Public Health Law (HPM213)

This course examines the many ways in which the law impacts the public health. Among the questions explored are: What authority does the government have to regulate in the interest of public health? How are individual rights balanced against this authority? What are the promises and pitfalls of using laws and litigation to achieve public health goals? The course investigates these issues as they operate a range of specific contexts in public health and medical care, including the control and prevention of HIV/AIDS and other communicable diseases, tobacco regulation, rights to have and refuse medical care, reproductive health, and lawsuits against tobacco and gun companies. The course emphasizes constitutional law, but also touches on criminal law, tort law and intellectual property law. Instruction is through interactive lectures with a significant amount of class discussion. Most classes will revolve around two to three legal cases. The previous year’s syllabus is available on the course website.  No previous background in law is needed.

This course is taught annually at the Harvard School of Public Health.  In 2008-2009, it is offered in Spring2.

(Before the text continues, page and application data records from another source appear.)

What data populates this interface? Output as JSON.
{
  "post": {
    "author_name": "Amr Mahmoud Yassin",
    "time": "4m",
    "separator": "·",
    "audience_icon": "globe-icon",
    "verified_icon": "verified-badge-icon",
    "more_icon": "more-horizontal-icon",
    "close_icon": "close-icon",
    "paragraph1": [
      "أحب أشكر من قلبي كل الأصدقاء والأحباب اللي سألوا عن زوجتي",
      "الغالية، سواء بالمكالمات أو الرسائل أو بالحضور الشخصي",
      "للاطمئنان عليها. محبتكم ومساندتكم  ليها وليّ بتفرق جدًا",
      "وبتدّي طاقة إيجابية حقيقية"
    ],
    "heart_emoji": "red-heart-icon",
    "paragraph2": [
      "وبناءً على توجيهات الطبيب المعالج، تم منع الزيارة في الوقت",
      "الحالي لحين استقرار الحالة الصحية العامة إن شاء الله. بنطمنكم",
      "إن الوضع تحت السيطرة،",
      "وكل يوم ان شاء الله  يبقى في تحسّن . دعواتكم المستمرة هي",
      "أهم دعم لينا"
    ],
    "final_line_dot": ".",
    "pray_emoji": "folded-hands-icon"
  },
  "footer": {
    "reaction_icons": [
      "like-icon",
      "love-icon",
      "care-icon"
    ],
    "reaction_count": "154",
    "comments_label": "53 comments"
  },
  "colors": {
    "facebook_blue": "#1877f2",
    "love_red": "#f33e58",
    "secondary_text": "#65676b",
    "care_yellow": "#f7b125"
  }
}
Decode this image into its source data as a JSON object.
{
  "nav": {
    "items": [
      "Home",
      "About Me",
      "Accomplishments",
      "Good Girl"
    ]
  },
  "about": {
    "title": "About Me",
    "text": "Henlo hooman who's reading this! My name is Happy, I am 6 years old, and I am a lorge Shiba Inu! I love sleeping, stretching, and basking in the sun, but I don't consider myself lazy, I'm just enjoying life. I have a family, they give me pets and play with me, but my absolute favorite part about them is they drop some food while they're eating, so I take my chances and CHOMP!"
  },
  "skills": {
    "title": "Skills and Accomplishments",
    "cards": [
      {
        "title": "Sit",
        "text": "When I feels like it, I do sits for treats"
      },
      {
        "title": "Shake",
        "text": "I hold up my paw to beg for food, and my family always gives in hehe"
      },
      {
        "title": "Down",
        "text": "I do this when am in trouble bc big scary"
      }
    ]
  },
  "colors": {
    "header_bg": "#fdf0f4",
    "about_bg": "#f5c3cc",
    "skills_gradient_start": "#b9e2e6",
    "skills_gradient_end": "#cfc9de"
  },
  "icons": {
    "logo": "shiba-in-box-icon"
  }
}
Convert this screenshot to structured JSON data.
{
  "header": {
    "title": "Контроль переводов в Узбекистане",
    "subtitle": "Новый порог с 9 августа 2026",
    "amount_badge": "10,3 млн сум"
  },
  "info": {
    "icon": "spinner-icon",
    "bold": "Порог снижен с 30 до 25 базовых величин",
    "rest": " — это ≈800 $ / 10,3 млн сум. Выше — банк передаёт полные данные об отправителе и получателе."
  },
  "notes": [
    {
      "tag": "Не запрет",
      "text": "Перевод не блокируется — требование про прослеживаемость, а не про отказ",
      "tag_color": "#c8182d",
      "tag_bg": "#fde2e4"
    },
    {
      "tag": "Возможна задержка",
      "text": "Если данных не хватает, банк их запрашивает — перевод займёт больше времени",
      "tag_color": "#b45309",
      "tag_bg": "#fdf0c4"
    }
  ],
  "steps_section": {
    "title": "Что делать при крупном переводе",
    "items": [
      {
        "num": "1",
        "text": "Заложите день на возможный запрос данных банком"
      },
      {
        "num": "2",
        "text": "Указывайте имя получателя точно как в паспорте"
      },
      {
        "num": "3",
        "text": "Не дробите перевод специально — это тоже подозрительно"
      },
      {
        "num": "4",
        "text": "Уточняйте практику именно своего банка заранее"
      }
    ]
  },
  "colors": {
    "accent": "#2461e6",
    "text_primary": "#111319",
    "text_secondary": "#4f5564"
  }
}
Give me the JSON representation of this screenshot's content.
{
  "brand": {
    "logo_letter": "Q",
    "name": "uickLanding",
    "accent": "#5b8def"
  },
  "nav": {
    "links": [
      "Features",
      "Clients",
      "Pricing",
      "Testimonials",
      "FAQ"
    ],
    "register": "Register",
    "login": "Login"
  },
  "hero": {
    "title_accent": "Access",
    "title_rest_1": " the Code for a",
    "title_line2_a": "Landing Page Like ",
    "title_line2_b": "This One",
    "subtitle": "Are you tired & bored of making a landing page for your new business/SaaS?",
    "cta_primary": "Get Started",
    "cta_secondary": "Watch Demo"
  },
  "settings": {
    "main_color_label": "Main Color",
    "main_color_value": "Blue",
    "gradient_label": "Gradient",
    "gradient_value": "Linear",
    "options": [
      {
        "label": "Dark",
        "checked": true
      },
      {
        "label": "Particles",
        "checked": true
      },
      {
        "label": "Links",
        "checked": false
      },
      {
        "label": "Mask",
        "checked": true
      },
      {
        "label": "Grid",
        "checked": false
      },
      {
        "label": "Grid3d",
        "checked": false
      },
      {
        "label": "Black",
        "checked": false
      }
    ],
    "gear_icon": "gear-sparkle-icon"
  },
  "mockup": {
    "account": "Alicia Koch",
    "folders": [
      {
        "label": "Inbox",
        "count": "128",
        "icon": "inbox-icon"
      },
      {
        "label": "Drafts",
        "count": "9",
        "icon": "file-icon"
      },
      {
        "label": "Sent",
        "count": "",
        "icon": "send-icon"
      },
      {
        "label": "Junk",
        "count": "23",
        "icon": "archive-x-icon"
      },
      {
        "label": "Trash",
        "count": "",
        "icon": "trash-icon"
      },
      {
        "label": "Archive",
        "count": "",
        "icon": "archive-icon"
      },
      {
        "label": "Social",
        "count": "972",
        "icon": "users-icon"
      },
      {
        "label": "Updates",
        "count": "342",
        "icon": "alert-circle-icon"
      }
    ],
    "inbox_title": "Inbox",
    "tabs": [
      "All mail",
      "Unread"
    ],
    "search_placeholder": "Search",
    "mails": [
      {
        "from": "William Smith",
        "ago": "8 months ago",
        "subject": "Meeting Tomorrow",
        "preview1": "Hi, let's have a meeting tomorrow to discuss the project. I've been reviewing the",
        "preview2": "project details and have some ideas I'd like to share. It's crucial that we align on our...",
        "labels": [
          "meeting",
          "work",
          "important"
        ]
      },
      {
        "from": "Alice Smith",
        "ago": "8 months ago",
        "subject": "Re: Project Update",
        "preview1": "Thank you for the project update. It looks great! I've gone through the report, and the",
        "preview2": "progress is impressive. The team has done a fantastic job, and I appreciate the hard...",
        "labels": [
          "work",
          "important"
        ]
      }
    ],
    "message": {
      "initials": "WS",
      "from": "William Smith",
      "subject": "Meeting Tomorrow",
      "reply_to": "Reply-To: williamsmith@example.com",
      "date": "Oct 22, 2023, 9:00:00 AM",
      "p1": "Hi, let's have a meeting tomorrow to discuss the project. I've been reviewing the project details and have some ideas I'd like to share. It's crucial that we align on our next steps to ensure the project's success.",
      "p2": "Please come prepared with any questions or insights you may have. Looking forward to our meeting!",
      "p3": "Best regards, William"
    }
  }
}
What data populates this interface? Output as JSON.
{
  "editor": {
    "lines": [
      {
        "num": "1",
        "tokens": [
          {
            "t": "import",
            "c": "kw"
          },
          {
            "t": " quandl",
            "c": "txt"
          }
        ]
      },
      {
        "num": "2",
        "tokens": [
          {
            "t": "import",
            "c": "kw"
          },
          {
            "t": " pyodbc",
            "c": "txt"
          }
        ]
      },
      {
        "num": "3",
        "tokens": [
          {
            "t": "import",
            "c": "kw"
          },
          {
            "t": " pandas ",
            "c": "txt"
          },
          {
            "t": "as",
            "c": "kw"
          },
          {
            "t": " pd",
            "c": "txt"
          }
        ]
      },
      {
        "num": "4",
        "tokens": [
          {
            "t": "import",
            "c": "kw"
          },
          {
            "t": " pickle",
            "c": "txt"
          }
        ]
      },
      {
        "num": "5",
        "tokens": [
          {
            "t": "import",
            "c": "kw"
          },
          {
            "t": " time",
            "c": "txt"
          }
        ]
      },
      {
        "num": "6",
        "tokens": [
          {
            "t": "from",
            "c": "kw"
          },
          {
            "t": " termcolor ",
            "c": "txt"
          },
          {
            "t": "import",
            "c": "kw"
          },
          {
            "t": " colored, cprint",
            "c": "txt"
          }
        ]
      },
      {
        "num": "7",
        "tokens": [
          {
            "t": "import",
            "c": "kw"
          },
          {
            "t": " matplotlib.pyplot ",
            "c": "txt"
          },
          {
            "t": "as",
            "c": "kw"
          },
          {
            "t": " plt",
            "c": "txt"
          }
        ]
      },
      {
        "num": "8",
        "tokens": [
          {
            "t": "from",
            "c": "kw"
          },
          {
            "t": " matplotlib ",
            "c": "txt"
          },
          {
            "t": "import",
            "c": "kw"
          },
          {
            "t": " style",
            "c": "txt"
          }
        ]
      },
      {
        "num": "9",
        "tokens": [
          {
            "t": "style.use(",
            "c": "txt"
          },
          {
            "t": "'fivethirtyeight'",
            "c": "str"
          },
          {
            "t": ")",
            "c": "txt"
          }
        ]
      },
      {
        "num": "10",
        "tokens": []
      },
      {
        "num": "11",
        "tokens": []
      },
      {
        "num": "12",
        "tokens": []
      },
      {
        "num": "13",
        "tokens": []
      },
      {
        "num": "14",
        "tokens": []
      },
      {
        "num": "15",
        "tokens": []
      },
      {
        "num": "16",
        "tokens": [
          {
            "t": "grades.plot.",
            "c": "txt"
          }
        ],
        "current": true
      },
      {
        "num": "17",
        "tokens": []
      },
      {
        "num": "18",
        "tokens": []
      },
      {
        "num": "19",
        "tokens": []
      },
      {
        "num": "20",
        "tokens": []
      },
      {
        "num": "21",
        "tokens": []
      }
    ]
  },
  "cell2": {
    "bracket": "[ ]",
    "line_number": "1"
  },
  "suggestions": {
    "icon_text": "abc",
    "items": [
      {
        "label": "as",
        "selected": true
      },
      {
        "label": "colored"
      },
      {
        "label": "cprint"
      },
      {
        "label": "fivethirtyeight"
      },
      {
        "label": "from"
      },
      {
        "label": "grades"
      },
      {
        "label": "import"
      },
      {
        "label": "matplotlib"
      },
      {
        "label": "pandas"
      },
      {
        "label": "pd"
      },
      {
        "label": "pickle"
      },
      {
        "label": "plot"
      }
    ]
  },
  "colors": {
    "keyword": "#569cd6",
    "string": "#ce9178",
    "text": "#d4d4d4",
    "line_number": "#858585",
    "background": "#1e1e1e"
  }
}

Ethical Basis of the Practice of Public Health (ID251)

This course is intended to provide physicians and public health professionals with an understanding of the manner in which politics, economic concerns, law, and ethics interact in health care policy decisions. Through discussion of legal cases and articles from medical and ethics literature, we will explore such topics as rationing and scarcity, rights to health, the physician-patient relationship, research ethics, and maternal/fetal conflicts.

This course is taught annually in the Summer1 period at the Harvard School of Public Health.  It fulfills the Ethics core requirement for the MPH program.  More information is available on the course website.

Law and Public Health (LAW-40218A)

This course examines the many ways in which the law impacts the public’s health. Among the questions explored are: What is the scope of the government’s authority to regulate in the interest of public health? How are individual rights balanced against this authority? What are the strengths and weaknesses of legislation, administrative regulation, and litigation as means to achieve public health goals? In what ways does the law obstruct the achievement of public health goals? How has public health law been influenced by the broader political environment? The course investigates these issues as they operate a range of specific contexts in public health and medical care, including bioterrorism, control of HIV/AIDS and other communicable diseases, tobacco regulation, rights to have and refuse medical care, genetic privacy, reproductive health, access to pharmaceuticals, and class action suits against tobacco, gun, and food companies. The course emphasizes constitutional law, but also incorporates criminal law, torts, and intellectual property. A previous course in constitutional law is not required, but instruction is geared towards those who have had some prior exposure to basic constitutional law principles. There will be an in-class examination and no paper option.

This course is taught at Harvard Law School (not taught in 2008-2009).